Fox has really stepped up to the plate in terms of supplements, delivering all of the supplements from the previous DVD release in addition to a collection of new extras. Let's start with the old stuff. Mel Brooks turns in an audio commentary. It's worth a listen, but Brooks has a tendency to lose track and ramble a bit from time to time. Interesting, if a bit disorganized. You might be better off checking out "Making Frankensense of Young Frankenstein" (42 minutes), a solid making-of documentary featuring interviews with the cast and crew. We also get some deleted scenes, a gag reel, brief archival interviews with Gene Wild, Cloris Leachman, and Marty Feldman, a production gallery, and some marketing materials. This would be pretty solid batch of stuff on it's own, but thankfully this disc has some exclusives to offer.
First up, you get an "Inside the Lab Bonusview Track," which offers some picture-in-picture featurettes as you watch the film. If your Blu-ray player isn't PiP-enabled, then you can watch all 11 featurettes by themselves (about 30 minutes combined) by clicking the "Inside the Lab" feature. "It's Alive: Creating a Monster Classic" (30 minutes) is yet another making-of documentary. It covers some similar material, but is still engaging stuff. "Transylvanian Lullaby" (11 minutes) is a cool look at composer John Morris' excellent score, and you get yet another 25 minutes of previously unreleased deleted scenes. The remainder of the features are a waste of time: a bland trivia track and a "Blucher Button" which makes a horse neighing sound when you press it. Even so, this is a very impressive supplemental package, making it much easier for this reviewer to recommend an upgrade.
There's not much to complain about when it comes to Young Frankenstein, but I do have one minor objection. Much as I love Mel Brooks, he does have a tendency to run a perfectly good joke into the ground. There are several gags presented here that are quite funny the first time, but they get a bit old after their fourteenth appearance. Isn't that right, Dr. Fronk-en-steen?

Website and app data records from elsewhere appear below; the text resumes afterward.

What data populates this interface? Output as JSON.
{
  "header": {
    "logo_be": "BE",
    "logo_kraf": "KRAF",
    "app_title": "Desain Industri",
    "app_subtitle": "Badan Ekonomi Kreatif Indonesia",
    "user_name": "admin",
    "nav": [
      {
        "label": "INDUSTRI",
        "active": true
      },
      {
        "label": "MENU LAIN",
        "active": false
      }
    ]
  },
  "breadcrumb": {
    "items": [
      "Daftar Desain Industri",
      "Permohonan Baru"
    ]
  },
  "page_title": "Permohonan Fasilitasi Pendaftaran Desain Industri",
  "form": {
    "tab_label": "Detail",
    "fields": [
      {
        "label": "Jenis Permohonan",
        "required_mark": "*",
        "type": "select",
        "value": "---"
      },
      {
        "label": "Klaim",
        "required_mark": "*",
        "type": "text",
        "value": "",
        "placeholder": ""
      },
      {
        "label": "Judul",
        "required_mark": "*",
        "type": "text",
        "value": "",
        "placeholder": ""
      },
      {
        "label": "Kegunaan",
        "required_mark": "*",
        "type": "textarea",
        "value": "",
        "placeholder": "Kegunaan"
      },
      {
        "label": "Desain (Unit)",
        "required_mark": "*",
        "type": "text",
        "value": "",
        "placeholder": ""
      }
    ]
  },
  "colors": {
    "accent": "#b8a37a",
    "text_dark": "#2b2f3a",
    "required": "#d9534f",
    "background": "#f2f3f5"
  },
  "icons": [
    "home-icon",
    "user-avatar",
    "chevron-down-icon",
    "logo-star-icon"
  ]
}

One of the great comedies of the 1970s gets a decent transfer and a very impressive batch of special features. You won't be too excited if A/V quality is the only thing you care about, but otherwise this disc is very much worth an upgrade.

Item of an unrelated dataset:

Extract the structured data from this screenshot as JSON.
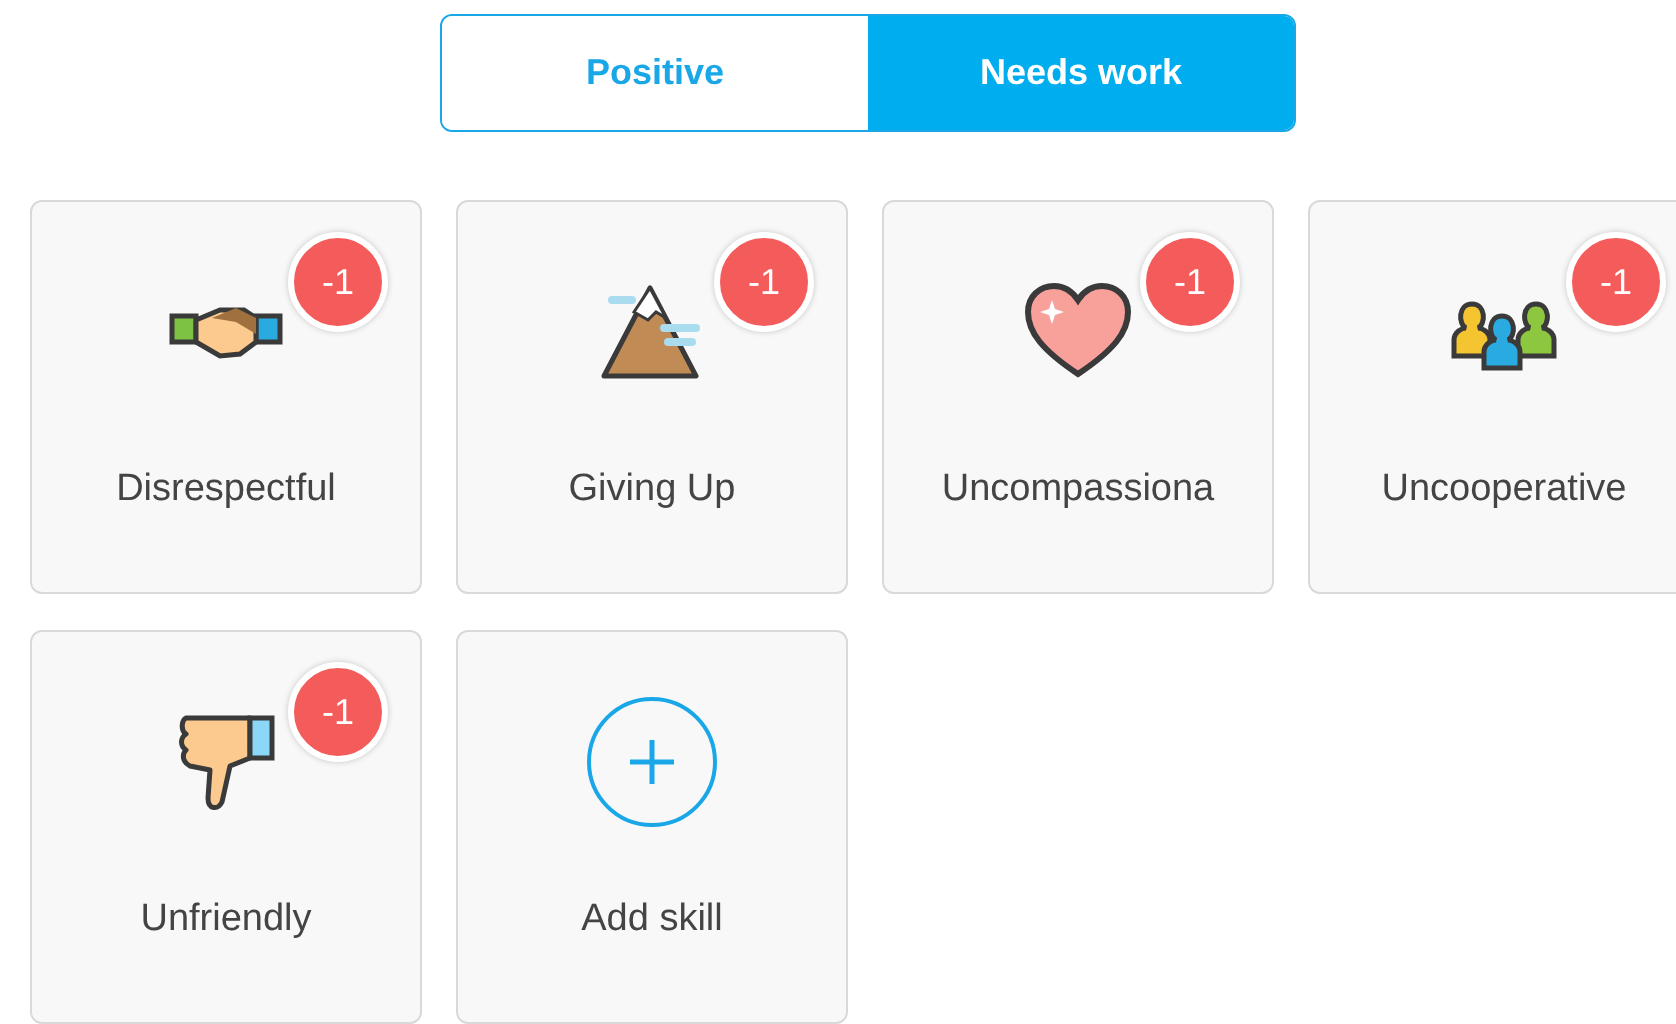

Put your torches and pitchforks away. This one is not guilty.
Review content copyright © 2009 Clark Douglas; Site layout and review format copyright © 1998 - 2016 HipClick Designs LLC

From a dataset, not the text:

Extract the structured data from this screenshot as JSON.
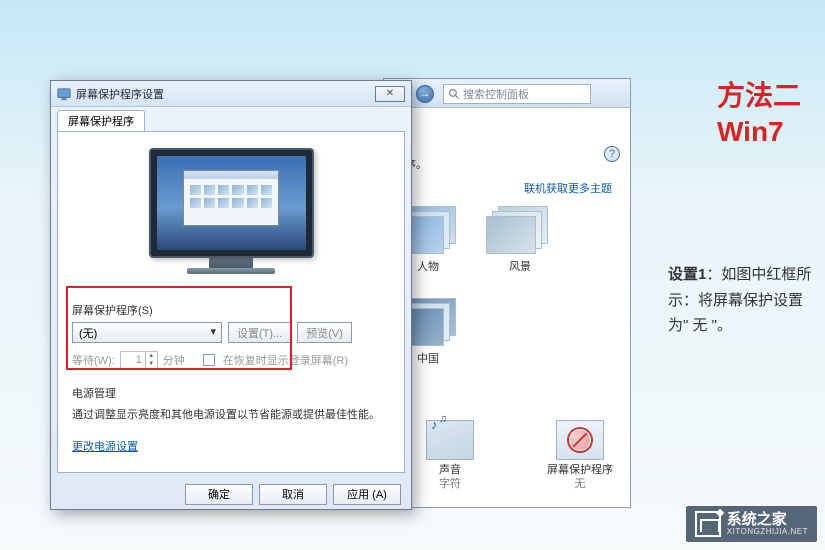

Scales of Justice
* 1.85:1 Non-Anamorphic (1080p Widescreen)
* DTS HD 5.1 Master Audio (English)
* Dolby Digital 1.0 Mono (English)
* Dolby Digital 1.0 Mono (French)
* Dolby Digital 1.0 Mono (Spanish)
Running Time: 105 Minutes
Release Year: 1974
MPAA Rating: Rated PG
* Trivia Track
* Blucher Button
* Deleted Scenes
* Isolated Score
* Photo Galleries